An August 21 opinion of the U.S. Court of Appeals for the 2nd Circuit illustrates the concept of the work made for hire in U.S. copyright law -- and the similar concept of commissioned works in Italian law. Ennio Morricone Music Inc. v. Bixio Music Group Ltd. looked at the nature of an agreement between a composer and a movie company to write musical scores for Italian movies.
News and Notes Focused on the 3 Public Faces of IP Law
- Brand Image Protection - Trademark Law
- Visual Image Protection - Copyright Law
- Personal Image Protection - Right of Publicity Law
The Image Protection Law blog has been created in order to share stories and information on the legal aspects of: 1) the marketplace reputation of a company or product captured in its trademark, 2) published or publicly-displayed artwork, photography, and any created visual design, and 3) use of a person's photograph or likeness for product promotion or other commercial purposes.
The "IP3" share at least one thing in common: Image is everything. In these posts let's look at what that means in the realm of intellectual property in the news, but let's also be prepared to explore if there's something more beyond "everything." Don't forget, the intellectual in "intellectual property" doesn't mean smart or brainy, although by nature true creators often are. The word is used to refer to any creation, i.e., a "product of the mind." While this blog will be regularly updated, you are encouraged to share your thoughts on these posts.
We have written recently in this space about the controversy over whether it is appropriate to allow copyright ownership for very small note combinations in songs. Some argue that a short progression of notes is just a basic, generic element of a musical composition and too basic to grant intellectual property rights to it.
On July 16, retired U.S. Supreme Court Justice John Paul Stevens passed away at 99. He served on the high court almost 35 years. He regarded himself as a judicial conservative, but he gained a reputation over time for opinions viewed as liberal.
The New York federal judge in a high-profile copyright infringement lawsuit found on July 1 that painter Andy Warhol did not infringe on Lynn Goldsmith’s copyrighted photograph of Prince when he based a series of portraits on it. The court concluded that Warhol did not infringe because of the “fair use” defense.
Last month, DynaStudy, a small, relatively new Austin, Texas, educational publisher of study guides was victorious in a copyright infringement lawsuit against the Houston school district. According to the Houston Chronicle, the jury found "dozens" of district employees committed "hundreds" of copyright violations that prompted the large damage award.
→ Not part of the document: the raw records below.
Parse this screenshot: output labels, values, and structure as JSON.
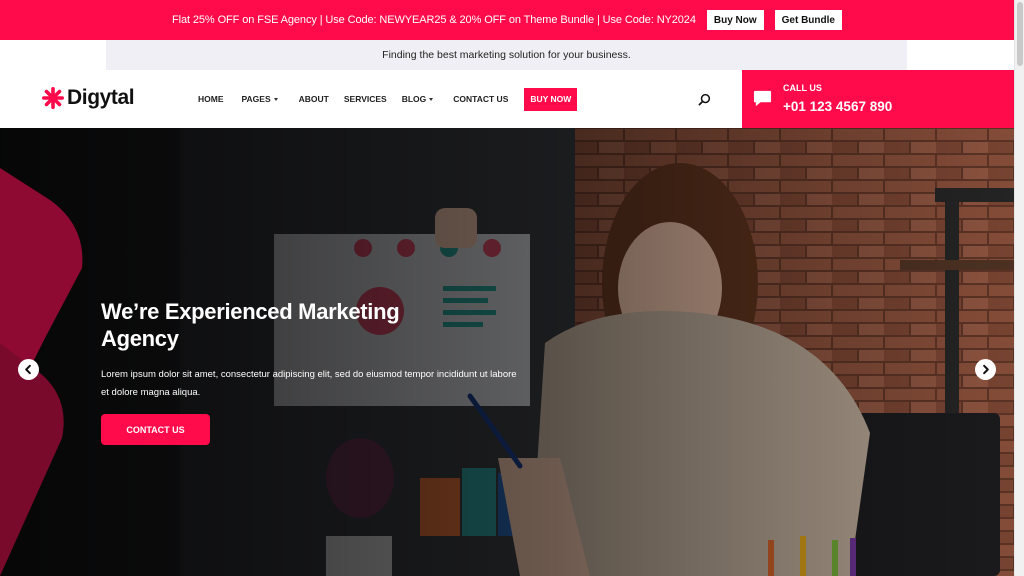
{
  "promo": {
    "text": "Flat 25% OFF on FSE Agency | Use Code: NEWYEAR25 & 20% OFF on Theme Bundle | Use Code: NY2024",
    "buy_label": "Buy Now",
    "bundle_label": "Get Bundle"
  },
  "tagline": "Finding the best marketing solution for your business.",
  "logo": {
    "text": "Digytal",
    "icon": "asterisk-logo-icon"
  },
  "nav": {
    "items": [
      {
        "label": "HOME",
        "dropdown": false
      },
      {
        "label": "PAGES",
        "dropdown": true
      },
      {
        "label": "ABOUT",
        "dropdown": false
      },
      {
        "label": "SERVICES",
        "dropdown": false
      },
      {
        "label": "BLOG",
        "dropdown": true
      },
      {
        "label": "CONTACT US",
        "dropdown": false
      }
    ],
    "buy_now": "BUY NOW",
    "search_icon": "search-icon"
  },
  "call": {
    "label": "CALL US",
    "number": "+01 123 4567 890",
    "icon": "chat-bubble-icon"
  },
  "hero": {
    "title": "We’re Experienced Marketing Agency",
    "description": "Lorem ipsum dolor sit amet, consectetur adipiscing elit, sed do eiusmod tempor incididunt ut labore et dolore magna aliqua.",
    "cta": "CONTACT US",
    "prev_icon": "chevron-left-icon",
    "next_icon": "chevron-right-icon"
  },
  "colors": {
    "accent": "#ff0a4a",
    "dark": "#1c1b1d",
    "tagline_bg": "#efeff5"
  }
}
Copyright protects a creative work from copying by someone other than the owner or licensee when the copied work is "substantially similar." Creating a substantially similar copy without permission constitutes copyright infringement.
When lawmakers passed the first federal copyright law in 1790 to protect rights in maps, charts and books, they could hardly have conceived of an issue under consideration today: Whether the creations generated by computers using artificial intelligence should enjoy copyright protection.
The verdict is finally in. Earlier this month, the U.S. Supreme Court released its opinion in Fourth Estate Public Benefit Corporation v. Wall-Street.com, LLC. The court held that to bring a copyright infringement lawsuit under the federal Copyright Act, the Register of Copyrights must have acted on the copyright application in question by either granting or denying the registration.
On March 12, a U.S. District Court in the Southern District of California released an opinion that discusses at length the concept of fair use of a copyrighted work. We have previously written about fair use -- a legal doctrine that allows limited uses of copyrighted works without permission in narrow categories.
We recently posted a blog about three lawsuits alleging that the owner of Fortnite, the popular video game, violated copyrights in three dances reproduced in the game without permission or credit. As we described, dance choreography can be registered with the U.S. Copyright Office, but the copyright requirements for dance are complicated and significant.